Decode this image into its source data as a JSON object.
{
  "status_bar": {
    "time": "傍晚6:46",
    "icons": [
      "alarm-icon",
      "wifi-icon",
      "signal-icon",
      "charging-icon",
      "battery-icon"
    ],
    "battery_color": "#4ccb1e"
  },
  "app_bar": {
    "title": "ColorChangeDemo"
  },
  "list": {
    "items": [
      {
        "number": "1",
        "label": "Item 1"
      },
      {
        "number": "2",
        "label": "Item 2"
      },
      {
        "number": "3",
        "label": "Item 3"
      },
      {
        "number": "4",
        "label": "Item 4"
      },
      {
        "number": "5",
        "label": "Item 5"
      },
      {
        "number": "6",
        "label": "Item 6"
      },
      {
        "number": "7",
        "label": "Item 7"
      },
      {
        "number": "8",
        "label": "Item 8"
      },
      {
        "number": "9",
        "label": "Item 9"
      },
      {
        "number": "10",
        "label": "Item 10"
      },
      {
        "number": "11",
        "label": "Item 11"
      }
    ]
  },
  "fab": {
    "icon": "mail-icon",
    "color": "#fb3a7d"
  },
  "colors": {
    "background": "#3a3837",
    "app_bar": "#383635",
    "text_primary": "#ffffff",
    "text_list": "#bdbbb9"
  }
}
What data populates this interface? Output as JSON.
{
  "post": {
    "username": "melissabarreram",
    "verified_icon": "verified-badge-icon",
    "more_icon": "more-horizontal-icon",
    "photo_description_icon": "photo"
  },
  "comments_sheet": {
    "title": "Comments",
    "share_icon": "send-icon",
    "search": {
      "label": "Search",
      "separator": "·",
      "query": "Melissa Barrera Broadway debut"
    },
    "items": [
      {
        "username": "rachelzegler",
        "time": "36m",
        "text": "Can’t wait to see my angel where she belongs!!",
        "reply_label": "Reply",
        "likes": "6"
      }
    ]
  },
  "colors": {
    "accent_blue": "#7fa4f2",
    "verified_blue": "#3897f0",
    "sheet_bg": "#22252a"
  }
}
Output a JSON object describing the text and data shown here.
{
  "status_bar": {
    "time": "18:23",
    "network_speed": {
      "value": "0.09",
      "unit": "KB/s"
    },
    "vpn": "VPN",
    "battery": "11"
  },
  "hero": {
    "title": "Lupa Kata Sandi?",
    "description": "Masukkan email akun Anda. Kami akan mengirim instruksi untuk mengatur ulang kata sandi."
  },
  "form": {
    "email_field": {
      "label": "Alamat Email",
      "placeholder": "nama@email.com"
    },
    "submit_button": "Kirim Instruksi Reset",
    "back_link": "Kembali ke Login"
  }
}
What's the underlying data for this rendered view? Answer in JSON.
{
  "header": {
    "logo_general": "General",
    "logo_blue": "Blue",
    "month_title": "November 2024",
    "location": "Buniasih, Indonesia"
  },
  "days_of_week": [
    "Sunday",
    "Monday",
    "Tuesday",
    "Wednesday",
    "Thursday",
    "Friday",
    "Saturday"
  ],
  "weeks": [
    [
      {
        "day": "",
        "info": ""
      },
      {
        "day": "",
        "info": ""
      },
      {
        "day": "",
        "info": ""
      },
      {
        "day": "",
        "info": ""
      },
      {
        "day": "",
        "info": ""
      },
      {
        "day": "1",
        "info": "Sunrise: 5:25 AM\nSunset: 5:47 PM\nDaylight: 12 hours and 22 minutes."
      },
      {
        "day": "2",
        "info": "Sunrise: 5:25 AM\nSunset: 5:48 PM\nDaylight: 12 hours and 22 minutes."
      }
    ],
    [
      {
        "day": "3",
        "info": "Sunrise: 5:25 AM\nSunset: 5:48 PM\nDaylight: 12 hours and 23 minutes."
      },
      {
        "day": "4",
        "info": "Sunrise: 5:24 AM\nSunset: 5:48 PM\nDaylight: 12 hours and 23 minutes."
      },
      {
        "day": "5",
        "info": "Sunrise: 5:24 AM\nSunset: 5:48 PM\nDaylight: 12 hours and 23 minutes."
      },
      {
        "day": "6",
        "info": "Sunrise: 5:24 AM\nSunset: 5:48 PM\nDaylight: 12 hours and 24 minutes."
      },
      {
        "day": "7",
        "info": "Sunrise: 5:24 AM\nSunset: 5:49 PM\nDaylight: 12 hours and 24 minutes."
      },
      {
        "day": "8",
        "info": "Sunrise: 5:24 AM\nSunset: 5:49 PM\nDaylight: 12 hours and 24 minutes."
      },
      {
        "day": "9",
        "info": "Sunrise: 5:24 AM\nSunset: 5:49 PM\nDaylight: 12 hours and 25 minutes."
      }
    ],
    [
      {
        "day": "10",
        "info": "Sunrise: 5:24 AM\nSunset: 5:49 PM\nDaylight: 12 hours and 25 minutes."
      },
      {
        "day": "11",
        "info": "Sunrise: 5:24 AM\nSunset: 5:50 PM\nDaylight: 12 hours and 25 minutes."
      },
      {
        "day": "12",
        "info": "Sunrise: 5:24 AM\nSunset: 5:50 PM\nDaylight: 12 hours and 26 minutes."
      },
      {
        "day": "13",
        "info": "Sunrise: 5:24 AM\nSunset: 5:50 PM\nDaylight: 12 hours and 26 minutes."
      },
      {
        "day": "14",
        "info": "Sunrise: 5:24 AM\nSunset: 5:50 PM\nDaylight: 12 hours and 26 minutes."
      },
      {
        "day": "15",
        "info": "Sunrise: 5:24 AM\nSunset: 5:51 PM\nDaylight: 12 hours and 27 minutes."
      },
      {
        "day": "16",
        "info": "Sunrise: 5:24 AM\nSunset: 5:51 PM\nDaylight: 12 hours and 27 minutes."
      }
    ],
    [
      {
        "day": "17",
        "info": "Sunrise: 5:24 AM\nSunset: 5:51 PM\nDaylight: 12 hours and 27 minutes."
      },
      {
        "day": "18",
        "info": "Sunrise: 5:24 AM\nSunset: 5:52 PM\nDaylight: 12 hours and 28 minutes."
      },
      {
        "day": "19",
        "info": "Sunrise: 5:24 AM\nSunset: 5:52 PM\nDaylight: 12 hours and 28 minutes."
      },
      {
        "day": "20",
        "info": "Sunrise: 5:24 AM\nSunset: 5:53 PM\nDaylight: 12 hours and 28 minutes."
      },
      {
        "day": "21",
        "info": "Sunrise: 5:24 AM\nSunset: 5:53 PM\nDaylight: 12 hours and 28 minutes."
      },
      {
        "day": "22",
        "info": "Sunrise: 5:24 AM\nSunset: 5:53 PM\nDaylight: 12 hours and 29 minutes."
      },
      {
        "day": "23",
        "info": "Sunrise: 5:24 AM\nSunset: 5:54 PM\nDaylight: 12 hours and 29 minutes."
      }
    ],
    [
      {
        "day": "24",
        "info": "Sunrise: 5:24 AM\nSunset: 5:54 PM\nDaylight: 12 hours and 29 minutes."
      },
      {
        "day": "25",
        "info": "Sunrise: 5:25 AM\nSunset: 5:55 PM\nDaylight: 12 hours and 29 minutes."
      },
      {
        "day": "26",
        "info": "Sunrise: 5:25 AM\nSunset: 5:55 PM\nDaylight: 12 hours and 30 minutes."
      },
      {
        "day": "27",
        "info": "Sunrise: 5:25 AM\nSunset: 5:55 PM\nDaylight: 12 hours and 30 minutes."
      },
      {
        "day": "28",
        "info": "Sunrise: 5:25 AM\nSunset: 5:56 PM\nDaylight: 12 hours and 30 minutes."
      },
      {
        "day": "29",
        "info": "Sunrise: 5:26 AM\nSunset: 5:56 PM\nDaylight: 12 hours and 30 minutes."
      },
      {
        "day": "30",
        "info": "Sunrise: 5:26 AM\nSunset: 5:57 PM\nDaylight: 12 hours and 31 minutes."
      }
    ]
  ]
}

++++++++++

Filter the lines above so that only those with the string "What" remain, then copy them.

TASK OUTPUT:
What data populates this interface? Output as JSON.
What's the underlying data for this rendered view? Answer in JSON.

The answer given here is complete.